> _Work task_: For each entry, restate it word for word while omitting any image it holds.

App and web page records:

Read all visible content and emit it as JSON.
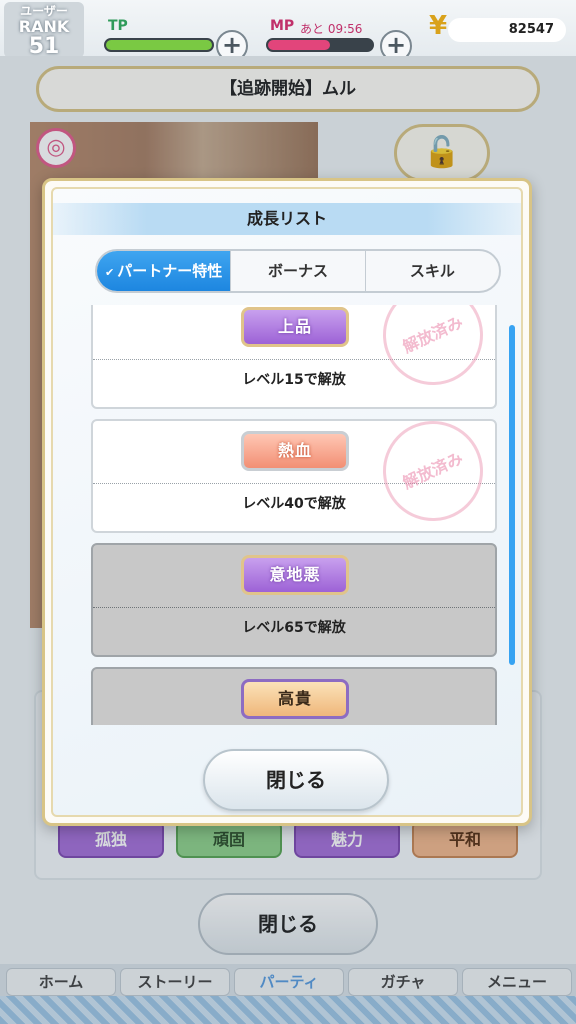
{
  "status": {
    "rank_label_1": "ユーザー",
    "rank_label_2": "RANK",
    "rank_value": "51",
    "tp_label": "TP",
    "mp_label": "MP",
    "mp_timer": "あと 09:56",
    "plus": "+",
    "money": "82547",
    "tp_fill": 1.0,
    "mp_fill": 0.6
  },
  "sheet": {
    "title": "【追跡開始】ムル",
    "traits": [
      "孤独",
      "頑固",
      "魅力",
      "平和"
    ],
    "close_label": "閉じる"
  },
  "nav": {
    "items": [
      "ホーム",
      "ストーリー",
      "パーティ",
      "ガチャ",
      "メニュー"
    ]
  },
  "modal": {
    "title": "成長リスト",
    "tabs": [
      {
        "label": "パートナー特性",
        "active": true
      },
      {
        "label": "ボーナス",
        "active": false
      },
      {
        "label": "スキル",
        "active": false
      }
    ],
    "cards": [
      {
        "trait": "上品",
        "unlock": "レベル15で解放",
        "state": "unlocked"
      },
      {
        "trait": "熱血",
        "unlock": "レベル40で解放",
        "state": "unlocked"
      },
      {
        "trait": "意地悪",
        "unlock": "レベル65で解放",
        "state": "locked"
      },
      {
        "trait": "高貴",
        "unlock": "",
        "state": "locked"
      }
    ],
    "stamp_text": "解放済み",
    "close_label": "閉じる"
  },
  "colors": {
    "tab_active": "#1d86e0",
    "frame_gold": "#d8c486",
    "scrollbar": "#37a3f2"
  }
}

> _The answer_:
Read all visible content and emit it as JSON.
{
  "status": {
    "rank_label_1": "ユーザー",
    "rank_label_2": "RANK",
    "rank_value": "51",
    "tp_label": "TP",
    "mp_label": "MP",
    "mp_timer": "あと 09:56",
    "plus": "+",
    "money": "82547",
    "tp_fill": 1.0,
    "mp_fill": 0.6
  },
  "sheet": {
    "title": "【追跡開始】ムル",
    "traits": [
      "孤独",
      "頑固",
      "魅力",
      "平和"
    ],
    "close_label": "閉じる"
  },
  "nav": {
    "items": [
      "ホーム",
      "ストーリー",
      "パーティ",
      "ガチャ",
      "メニュー"
    ]
  },
  "modal": {
    "title": "成長リスト",
    "tabs": [
      {
        "label": "パートナー特性",
        "active": true
      },
      {
        "label": "ボーナス",
        "active": false
      },
      {
        "label": "スキル",
        "active": false
      }
    ],
    "cards": [
      {
        "trait": "上品",
        "unlock": "レベル15で解放",
        "state": "unlocked"
      },
      {
        "trait": "熱血",
        "unlock": "レベル40で解放",
        "state": "unlocked"
      },
      {
        "trait": "意地悪",
        "unlock": "レベル65で解放",
        "state": "locked"
      },
      {
        "trait": "高貴",
        "unlock": "",
        "state": "locked"
      }
    ],
    "stamp_text": "解放済み",
    "close_label": "閉じる"
  },
  "colors": {
    "tab_active": "#1d86e0",
    "frame_gold": "#d8c486",
    "scrollbar": "#37a3f2"
  }
}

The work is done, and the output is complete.